Today I had to call a provider of service that I’d hired for some work to inquire about a date for service. The sales rep, said, “Oh, I asked the operations office to call you. They haven’t?” I couldn’t believe that for a very expensive customer transaction he’d not called me himself. Sure he must have been busy, but as someone about to spend several thousand dollars with him, he certainly could pick up the phone.
Marketing begins with communication
Marketing begins with our customer service communications. It’s very easy to lose a customer due to poor communication. I’ve never heard of someone who lost a customer due to over communication.

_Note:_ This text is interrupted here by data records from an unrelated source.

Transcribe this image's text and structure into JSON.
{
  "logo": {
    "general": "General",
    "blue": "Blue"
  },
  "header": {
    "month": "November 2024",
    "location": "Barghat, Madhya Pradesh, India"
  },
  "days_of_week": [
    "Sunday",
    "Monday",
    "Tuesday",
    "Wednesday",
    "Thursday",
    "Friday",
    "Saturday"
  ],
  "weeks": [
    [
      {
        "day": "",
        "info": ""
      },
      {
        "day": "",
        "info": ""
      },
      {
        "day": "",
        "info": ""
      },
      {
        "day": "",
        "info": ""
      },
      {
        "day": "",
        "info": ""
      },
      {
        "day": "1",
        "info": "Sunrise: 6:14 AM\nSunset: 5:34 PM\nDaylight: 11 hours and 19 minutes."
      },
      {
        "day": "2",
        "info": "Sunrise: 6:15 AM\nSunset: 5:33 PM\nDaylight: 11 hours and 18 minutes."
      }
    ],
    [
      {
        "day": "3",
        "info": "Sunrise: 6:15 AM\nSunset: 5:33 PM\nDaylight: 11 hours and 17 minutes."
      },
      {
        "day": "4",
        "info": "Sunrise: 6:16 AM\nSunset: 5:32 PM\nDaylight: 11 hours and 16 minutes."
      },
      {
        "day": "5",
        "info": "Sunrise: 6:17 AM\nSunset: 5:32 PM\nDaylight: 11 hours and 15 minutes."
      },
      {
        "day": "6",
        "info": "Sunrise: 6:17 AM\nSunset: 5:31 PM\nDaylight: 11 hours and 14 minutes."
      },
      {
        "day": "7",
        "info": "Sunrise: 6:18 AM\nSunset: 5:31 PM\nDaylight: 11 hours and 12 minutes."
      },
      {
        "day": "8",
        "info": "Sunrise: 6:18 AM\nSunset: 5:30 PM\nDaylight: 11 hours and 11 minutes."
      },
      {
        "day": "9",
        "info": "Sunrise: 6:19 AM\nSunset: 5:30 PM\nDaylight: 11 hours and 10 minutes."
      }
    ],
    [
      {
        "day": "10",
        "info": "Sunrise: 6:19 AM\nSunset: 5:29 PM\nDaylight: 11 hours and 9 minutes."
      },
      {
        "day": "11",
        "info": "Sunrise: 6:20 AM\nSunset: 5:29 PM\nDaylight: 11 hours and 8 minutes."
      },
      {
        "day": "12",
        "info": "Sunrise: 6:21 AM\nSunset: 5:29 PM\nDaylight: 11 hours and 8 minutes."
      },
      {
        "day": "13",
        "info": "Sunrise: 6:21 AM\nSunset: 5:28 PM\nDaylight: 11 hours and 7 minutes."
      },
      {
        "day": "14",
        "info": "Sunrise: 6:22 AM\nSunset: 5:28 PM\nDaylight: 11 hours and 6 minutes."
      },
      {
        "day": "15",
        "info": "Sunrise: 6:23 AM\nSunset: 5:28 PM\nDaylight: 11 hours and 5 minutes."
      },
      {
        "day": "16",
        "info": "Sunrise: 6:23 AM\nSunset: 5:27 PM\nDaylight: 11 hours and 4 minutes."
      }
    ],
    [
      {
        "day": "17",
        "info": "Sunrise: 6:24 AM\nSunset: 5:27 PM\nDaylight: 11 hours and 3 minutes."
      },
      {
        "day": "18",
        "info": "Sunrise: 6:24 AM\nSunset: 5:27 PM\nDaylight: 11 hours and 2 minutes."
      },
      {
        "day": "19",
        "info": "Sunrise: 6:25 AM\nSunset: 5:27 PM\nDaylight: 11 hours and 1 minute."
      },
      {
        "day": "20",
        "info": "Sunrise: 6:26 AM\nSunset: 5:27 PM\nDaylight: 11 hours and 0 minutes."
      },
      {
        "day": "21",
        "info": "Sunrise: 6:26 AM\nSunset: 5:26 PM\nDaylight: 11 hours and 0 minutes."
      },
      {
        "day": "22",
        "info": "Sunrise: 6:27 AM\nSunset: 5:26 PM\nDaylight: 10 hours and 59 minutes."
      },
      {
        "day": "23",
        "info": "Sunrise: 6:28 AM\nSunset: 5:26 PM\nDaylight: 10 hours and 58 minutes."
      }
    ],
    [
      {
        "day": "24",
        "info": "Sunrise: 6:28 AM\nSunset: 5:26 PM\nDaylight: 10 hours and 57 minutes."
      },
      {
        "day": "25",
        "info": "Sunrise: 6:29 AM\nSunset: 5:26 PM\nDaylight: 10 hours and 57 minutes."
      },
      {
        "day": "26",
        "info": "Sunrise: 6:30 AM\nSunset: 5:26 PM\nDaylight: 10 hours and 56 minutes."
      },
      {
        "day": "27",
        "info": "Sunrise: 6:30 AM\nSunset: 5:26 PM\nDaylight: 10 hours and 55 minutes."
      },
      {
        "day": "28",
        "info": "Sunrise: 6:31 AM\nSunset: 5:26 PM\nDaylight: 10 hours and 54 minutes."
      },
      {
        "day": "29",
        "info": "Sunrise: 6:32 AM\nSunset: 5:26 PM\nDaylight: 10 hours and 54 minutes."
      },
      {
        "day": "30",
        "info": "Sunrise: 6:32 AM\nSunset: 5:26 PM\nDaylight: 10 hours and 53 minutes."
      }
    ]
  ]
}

We all know that e-mail is the most frequently used business communications tool these days. Fast on its heels is texting. But neither of these communications methods carries my tone, inflection or feeling. Some people resort to using smilies, but I’m still not fond of them in professional communication, even though I’ve used them from time to time.
E-mail can get lost
E-mail does have the advantage of providing a written record of communication, but I can’t assume that my e-mail always arrives at it’s intended destination. E-mail can vanish into the ether. I can request “Read Receipts” from recipients of my e-mail, but not all browsers or mail clients support them. I’ve quit using Read Receipts and now call to be sure someone has received my e-mail. Is this double the work? Perhaps it is. But it does allow another touch point for communications.
We must remind ourselves that the phone is better than e-mail, but face to face is still better. As we all get siloed, we need to remember that our facial expressions and our body language give our clients the entire message.
Face to face meetings
While a face to face meeting takes time, it is often the precise thing to reinforce or build a good client relationship. It’s very easy for me to be lazy and think of the time involved traveling to another location, but when the client is investing significantly in my and my services, they deserve a face to face meeting. But I can also request that they meet me or offer to host a meeting, especially if we need technology that is only in my office.
If I don’t have time to drive across town, or my client is in another state, I can use Skype or other web cam video to have a face to face. If my client isn’t geographically close and they aren’t tech savvy or prefer not to use a web cam, at least I can use the phone.
Each customer has a communications preference too. It’s good to learn early on which style my client prefers. Then I can be sure I’m getting their attention when I communicate with them in that channel.
We each want to feel important and respected. Communication done right provides those intangibles to my clients.